What the task asks: Go through the lines below, tally those that include the word "duration", and give only the tally.

Dataset content:
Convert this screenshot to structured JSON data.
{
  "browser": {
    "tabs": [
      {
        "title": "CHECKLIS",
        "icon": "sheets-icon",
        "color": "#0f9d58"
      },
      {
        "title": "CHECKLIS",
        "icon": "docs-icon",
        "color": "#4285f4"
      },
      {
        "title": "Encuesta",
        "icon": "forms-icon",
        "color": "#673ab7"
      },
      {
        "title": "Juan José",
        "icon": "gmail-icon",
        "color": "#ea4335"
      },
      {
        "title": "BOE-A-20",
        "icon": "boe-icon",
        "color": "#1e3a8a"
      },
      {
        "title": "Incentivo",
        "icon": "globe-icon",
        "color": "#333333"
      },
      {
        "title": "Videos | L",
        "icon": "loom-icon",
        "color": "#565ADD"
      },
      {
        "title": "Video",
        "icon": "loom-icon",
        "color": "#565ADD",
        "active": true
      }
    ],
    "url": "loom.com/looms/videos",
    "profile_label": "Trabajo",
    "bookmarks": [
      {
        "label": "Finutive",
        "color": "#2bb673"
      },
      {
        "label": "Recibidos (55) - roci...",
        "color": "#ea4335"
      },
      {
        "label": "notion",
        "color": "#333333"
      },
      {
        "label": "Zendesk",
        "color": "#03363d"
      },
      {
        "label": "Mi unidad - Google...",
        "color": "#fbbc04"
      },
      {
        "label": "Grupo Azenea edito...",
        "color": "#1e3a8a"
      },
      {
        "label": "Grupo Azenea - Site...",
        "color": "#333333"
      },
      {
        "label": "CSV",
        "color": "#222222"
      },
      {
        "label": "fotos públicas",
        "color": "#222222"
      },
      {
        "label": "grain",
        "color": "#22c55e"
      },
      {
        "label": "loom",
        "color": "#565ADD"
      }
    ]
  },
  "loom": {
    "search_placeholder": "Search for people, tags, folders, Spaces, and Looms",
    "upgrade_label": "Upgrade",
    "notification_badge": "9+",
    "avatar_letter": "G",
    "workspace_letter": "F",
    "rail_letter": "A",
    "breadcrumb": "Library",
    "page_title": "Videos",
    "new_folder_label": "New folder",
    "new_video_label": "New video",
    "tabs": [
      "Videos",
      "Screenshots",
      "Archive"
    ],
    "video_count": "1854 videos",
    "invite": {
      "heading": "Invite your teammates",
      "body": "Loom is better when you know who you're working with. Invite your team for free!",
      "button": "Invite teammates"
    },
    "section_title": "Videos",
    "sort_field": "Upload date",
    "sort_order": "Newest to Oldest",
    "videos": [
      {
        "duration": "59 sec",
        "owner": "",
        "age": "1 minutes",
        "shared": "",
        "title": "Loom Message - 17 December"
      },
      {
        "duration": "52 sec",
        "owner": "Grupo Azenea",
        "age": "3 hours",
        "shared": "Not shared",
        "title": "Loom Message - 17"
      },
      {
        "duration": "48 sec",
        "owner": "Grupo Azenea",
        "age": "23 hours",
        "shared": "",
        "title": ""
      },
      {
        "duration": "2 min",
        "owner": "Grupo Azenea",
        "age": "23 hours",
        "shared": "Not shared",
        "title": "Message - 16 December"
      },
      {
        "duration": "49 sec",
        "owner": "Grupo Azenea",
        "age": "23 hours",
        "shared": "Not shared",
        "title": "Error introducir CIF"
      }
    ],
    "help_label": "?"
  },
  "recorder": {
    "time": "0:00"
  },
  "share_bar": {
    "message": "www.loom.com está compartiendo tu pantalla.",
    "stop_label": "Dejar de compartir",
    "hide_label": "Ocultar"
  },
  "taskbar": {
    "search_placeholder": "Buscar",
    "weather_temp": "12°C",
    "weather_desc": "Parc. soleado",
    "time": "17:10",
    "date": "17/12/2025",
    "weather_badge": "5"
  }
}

Exercise response: 5